++++ RECORDS FOR PROCESSING

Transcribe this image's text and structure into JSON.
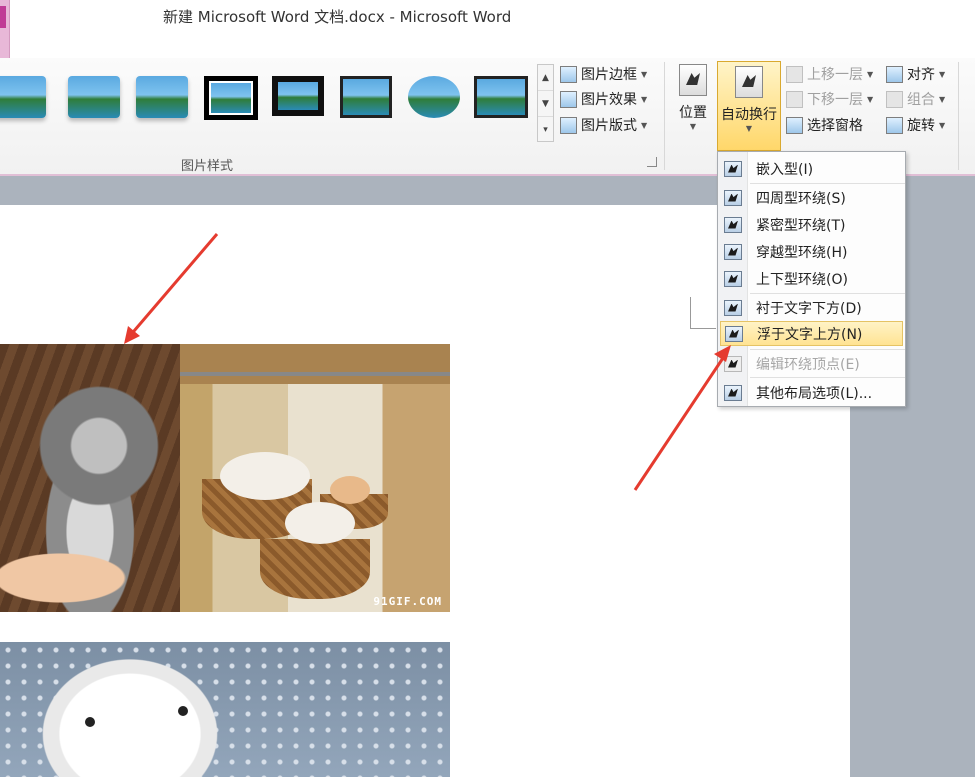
{
  "window": {
    "title": "新建 Microsoft Word 文档.docx  -  Microsoft Word"
  },
  "ribbon": {
    "picture_styles_group": {
      "label": "图片样式",
      "style_thumbnails": [
        "soft-edge",
        "soft-edge",
        "soft-edge",
        "double-frame-black",
        "thick-black-matte",
        "simple-frame-black",
        "oval",
        "metal-frame"
      ],
      "commands": [
        {
          "label": "图片边框",
          "icon": "picture-border-icon"
        },
        {
          "label": "图片效果",
          "icon": "picture-effects-icon"
        },
        {
          "label": "图片版式",
          "icon": "picture-layout-icon"
        }
      ]
    },
    "arrange_group": {
      "position_label": "位置",
      "wrap_text_label": "自动换行",
      "selection_pane_label": "选择窗格",
      "bring_forward_label": "上移一层",
      "send_backward_label": "下移一层",
      "align_label": "对齐",
      "group_label": "组合",
      "rotate_label": "旋转"
    }
  },
  "wrap_menu": {
    "items": [
      {
        "label": "嵌入型(I)",
        "state": "normal"
      },
      {
        "label": "四周型环绕(S)",
        "state": "normal"
      },
      {
        "label": "紧密型环绕(T)",
        "state": "normal"
      },
      {
        "label": "穿越型环绕(H)",
        "state": "normal"
      },
      {
        "label": "上下型环绕(O)",
        "state": "normal"
      },
      {
        "label": "衬于文字下方(D)",
        "state": "normal"
      },
      {
        "label": "浮于文字上方(N)",
        "state": "highlighted"
      },
      {
        "label": "编辑环绕顶点(E)",
        "state": "disabled"
      },
      {
        "label": "其他布局选项(L)...",
        "state": "normal"
      }
    ]
  },
  "document": {
    "images": [
      {
        "description_name": "kitten-photo"
      },
      {
        "description_name": "cats-in-baskets-photo",
        "watermark": "91GIF.COM"
      },
      {
        "description_name": "white-kitten-photo"
      }
    ]
  },
  "colors": {
    "accent": "#c03c96",
    "highlight": "#ffe393",
    "annotation_arrow": "#e53b2f"
  }
}
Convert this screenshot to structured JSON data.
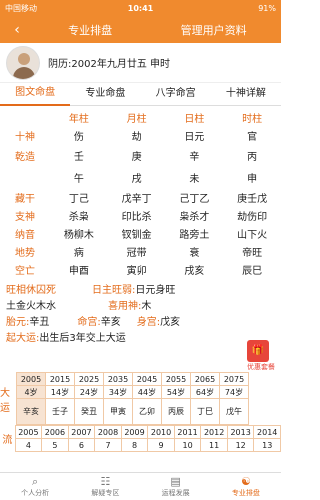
{
  "status": {
    "carrier": "中国移动",
    "time": "10:41",
    "battery": "91%"
  },
  "nav": {
    "back": "‹",
    "tab1": "专业排盘",
    "tab2": "管理用户资料"
  },
  "profile": {
    "text": "阴历:2002年九月廿五 申时"
  },
  "tabs": [
    "图文命盘",
    "专业命盘",
    "八字命宫",
    "十神详解"
  ],
  "cols": [
    "年柱",
    "月柱",
    "日柱",
    "时柱"
  ],
  "rows": [
    {
      "label": "十神",
      "cells": [
        "伤",
        "劫",
        "日元",
        "官"
      ]
    },
    {
      "label": "乾造",
      "cells": [
        "壬",
        "庚",
        "辛",
        "丙"
      ],
      "tall": true
    },
    {
      "label": "",
      "cells": [
        "午",
        "戌",
        "未",
        "申"
      ],
      "tall": true
    },
    {
      "label": "藏干",
      "cells": [
        "丁己",
        "戊辛丁",
        "己丁乙",
        "庚壬戊"
      ]
    },
    {
      "label": "支神",
      "cells": [
        "杀枭",
        "印比杀",
        "枭杀才",
        "劫伤印"
      ]
    },
    {
      "label": "纳音",
      "cells": [
        "杨柳木",
        "钗钏金",
        "路旁土",
        "山下火"
      ]
    },
    {
      "label": "地势",
      "cells": [
        "病",
        "冠带",
        "衰",
        "帝旺"
      ]
    },
    {
      "label": "空亡",
      "cells": [
        "申酉",
        "寅卯",
        "戌亥",
        "辰巳"
      ]
    }
  ],
  "info": {
    "l1k": "旺相休囚死",
    "l1v": "",
    "l1k2": "日主旺弱:",
    "l1v2": "日元身旺",
    "l2v": "土金火木水",
    "l2k2": "喜用神:",
    "l2v2": "木",
    "l3k": "胎元:",
    "l3v": "辛丑",
    "l3k2": "命宫:",
    "l3v2": "辛亥",
    "l3k3": "身宫:",
    "l3v3": "戊亥",
    "l4k": "起大运:",
    "l4v": "出生后3年交上大运"
  },
  "gift": "优惠套餐",
  "yun": {
    "side1": "大运",
    "years": [
      "2005",
      "2015",
      "2025",
      "2035",
      "2045",
      "2055",
      "2065",
      "2075"
    ],
    "ages": [
      "4岁",
      "14岁",
      "24岁",
      "34岁",
      "44岁",
      "54岁",
      "64岁",
      "74岁"
    ],
    "gz": [
      "辛亥",
      "壬子",
      "癸丑",
      "甲寅",
      "乙卯",
      "丙辰",
      "丁巳",
      "戊午"
    ],
    "side2": "流",
    "lyears": [
      "2005",
      "2006",
      "2007",
      "2008",
      "2009",
      "2010",
      "2011",
      "2012",
      "2013",
      "2014"
    ],
    "lages": [
      "4",
      "5",
      "6",
      "7",
      "8",
      "9",
      "10",
      "11",
      "12",
      "13"
    ]
  },
  "bottom": [
    "个人分析",
    "解疑专区",
    "运程发展",
    "专业排盘"
  ]
}
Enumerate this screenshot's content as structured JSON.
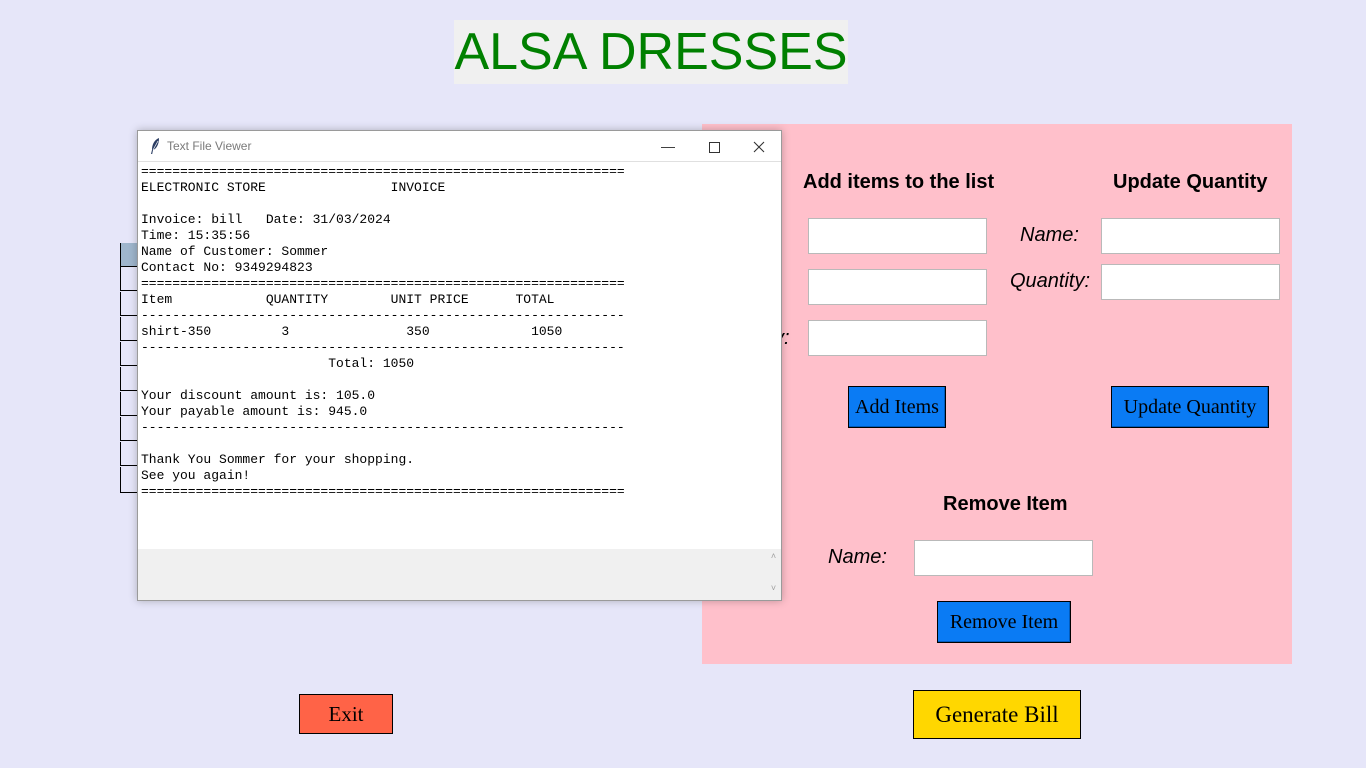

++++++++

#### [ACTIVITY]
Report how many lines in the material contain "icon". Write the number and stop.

#### [RESPONSE BOX]
3